|Walt Whitman in 1887. (Library of congress)|
The new "American Experience" about Walt Whitman is an extraordinary act of intimacy. The PBS documentary reaches across the centuries and really lands us in the presence of the great American poet. I can't remember the last time a TV biography brought me so near to the spirit of a man so long gone, a man available to us only through words and photos, not film. Director-writer Mark Zwonitzer and his crew deliver Walt Whitman as Whitman delivered his own world - passionately, sensuously, ridden with the poignancy and variety of ordinary life.
Partly, the success of "Walt Whitman," tonight at 9 on Channel 2, is due to the enduring vitality of Whitman's writing. Throughout the film, we hear strong readings by Chris Cooper, poet Martin Espada, narrator J.K. Simmons, and the Whitman experts assembled for commentary, and you can't help but fall in with the organic flow of "Leaves of Grass" and the poet's journals. The freedom and lull of Whitman's meter pulls us into a sense of oneness with the speaker, as if we are seeing through his piercing eyes the 19th-century New York cabbies and the distracted faces of passing strangers. His ebullient compassion, his worship of the physical and the tactile, his full-bodied embrace of democracy - they remain remarkably seductive.
But there's no denying that the "American Experience" filmmaking opens up and adds resonance to Whitman's lines, dramatically putting them in the context of his life and times as well as our lives and times. "Walt Whitman" brings us near to Whitman literally, lingering on photos of him, his face, the handwriting of his journal entries, particular phrases. Just as "Leaves of Grass" has no boundaries, bringing all the world into its scope, so the movie also seems unaware of boundaries as the camera gets strangely close to its images. We are face to face with stills of old New York, yellowed newspaper reviews, the words of a letter from Ralph Waldo Emerson in which he refers to "Leaves of Grass" as "free and brave thought." The ultra-close-up device could be hokey or, worse, filler, and yet "Walt Whitman" transforms it into a narrative strength.

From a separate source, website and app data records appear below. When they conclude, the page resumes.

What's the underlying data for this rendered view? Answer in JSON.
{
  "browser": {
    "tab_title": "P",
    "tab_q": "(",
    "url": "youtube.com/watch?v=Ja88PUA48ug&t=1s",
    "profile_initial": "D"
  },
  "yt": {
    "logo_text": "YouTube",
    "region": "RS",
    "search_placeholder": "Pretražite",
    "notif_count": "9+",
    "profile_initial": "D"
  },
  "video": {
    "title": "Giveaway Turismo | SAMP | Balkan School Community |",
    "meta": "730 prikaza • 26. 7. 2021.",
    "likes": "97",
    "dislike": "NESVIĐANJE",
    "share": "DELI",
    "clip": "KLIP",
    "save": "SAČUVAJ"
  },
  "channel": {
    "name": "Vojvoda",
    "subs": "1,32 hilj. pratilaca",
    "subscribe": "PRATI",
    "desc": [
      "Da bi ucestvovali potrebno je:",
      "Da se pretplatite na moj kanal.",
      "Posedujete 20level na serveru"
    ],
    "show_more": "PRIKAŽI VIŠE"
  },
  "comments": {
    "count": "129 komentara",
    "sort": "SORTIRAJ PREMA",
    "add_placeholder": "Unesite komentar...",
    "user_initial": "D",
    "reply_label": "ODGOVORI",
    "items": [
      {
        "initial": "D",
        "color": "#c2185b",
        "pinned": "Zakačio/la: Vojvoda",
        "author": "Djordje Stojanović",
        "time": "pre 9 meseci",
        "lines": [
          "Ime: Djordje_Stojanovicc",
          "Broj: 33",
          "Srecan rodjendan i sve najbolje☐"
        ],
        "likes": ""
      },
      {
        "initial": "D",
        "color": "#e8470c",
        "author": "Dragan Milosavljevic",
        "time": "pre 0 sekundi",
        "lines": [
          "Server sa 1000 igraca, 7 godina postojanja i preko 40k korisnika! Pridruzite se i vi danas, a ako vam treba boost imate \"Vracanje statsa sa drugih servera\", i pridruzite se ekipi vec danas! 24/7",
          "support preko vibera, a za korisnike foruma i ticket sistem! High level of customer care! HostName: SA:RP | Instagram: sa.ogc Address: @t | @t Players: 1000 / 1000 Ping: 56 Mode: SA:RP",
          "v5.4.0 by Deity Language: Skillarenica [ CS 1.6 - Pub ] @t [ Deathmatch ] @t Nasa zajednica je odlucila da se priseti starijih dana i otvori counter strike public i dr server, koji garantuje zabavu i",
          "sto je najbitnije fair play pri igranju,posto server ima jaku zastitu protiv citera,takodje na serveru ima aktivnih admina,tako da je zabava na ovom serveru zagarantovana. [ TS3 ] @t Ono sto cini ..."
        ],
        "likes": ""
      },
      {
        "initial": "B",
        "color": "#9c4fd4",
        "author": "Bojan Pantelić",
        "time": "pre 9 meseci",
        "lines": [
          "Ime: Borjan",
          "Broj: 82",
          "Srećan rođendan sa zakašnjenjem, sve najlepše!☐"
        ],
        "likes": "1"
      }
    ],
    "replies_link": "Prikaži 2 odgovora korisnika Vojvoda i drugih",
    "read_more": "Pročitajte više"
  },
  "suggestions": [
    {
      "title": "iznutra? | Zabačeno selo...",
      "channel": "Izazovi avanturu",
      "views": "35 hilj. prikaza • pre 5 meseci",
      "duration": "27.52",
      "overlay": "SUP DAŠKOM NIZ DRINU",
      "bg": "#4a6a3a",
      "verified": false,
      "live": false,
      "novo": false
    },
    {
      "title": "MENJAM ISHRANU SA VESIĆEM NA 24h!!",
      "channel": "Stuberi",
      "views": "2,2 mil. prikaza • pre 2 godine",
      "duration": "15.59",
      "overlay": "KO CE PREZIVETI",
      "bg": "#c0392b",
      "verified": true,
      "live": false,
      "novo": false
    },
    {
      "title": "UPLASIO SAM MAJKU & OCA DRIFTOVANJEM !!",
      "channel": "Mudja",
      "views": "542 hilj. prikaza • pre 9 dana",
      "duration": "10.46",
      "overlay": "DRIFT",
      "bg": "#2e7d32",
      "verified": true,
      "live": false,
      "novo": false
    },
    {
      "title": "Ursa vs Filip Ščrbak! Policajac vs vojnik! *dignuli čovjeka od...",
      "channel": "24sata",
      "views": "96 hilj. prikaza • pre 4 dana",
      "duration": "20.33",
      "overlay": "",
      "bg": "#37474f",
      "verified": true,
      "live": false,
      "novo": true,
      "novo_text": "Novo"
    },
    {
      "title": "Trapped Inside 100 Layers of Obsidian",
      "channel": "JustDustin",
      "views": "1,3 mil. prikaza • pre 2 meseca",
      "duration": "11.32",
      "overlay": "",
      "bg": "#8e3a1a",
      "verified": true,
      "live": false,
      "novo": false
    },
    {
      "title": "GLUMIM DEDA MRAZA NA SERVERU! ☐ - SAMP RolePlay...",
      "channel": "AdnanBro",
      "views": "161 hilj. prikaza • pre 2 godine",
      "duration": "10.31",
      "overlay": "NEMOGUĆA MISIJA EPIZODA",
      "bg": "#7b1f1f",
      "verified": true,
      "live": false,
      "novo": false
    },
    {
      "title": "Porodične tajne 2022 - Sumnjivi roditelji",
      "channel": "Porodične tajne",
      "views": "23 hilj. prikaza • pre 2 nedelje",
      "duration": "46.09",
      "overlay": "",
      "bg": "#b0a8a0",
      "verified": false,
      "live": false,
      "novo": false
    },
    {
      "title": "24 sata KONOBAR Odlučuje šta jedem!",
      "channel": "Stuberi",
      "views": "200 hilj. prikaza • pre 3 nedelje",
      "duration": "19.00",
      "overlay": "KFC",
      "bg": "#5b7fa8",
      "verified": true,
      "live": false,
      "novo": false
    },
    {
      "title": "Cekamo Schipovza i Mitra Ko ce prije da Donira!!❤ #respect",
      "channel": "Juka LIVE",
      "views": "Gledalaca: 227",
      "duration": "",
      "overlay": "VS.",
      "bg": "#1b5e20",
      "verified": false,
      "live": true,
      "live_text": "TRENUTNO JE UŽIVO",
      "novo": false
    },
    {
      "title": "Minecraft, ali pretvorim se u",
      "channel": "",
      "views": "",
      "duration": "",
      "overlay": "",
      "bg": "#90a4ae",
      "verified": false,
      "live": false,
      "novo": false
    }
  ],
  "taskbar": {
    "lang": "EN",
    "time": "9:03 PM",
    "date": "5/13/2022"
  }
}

Another potentially hokey method also works well. As the film unveils gorgeous antique photos of soldiers wounded in the Civil War, while Espada reads Whitman's grieving words about battle from "Drum Taps," it also shows black-and-white photos of ailing veterans from contemporary wars. The juxtaposition is seamless and remarkably effective, giving Whitman's 150-year-old emotions profound immediacy. The documentary's similar then-and-now visual sequence accompanying a reading of "Crossing Brooklyn Ferry" is stunning, too, as Whitman imagines us in 2008, reading his poem, feeling what he felt:
It avails not, neither time or place - distance avails not;
I am with you, you men and women of a generation, or ever so many generations hence;
I project myself - also I return - I am with you, and know how it is.
Just as you feel when you look on the river and sky, so I felt;
Just as any of you is one of a living crowd, I was one of a crowd;
Just as you are refresh'd by the gladness of the river and the bright flow, I was refresh'd.
"Walt Whitman" is not a predominantly academic exercise, and certainly facts about Whitman's biography have been omitted. The film takes an emotional approach to its subject, a vagabond who believed that his book of poetry, which he remade into seven editions during his life, could unite people and maybe even stop the Civil War. He was unwilling to tone down his free-form, expressive ways, despite the alienation of the New York newspaper editors he worked for, despite distaste by the literary elite, despite the advice of Emerson. As this documentary shows, he was and, in his work, still is America.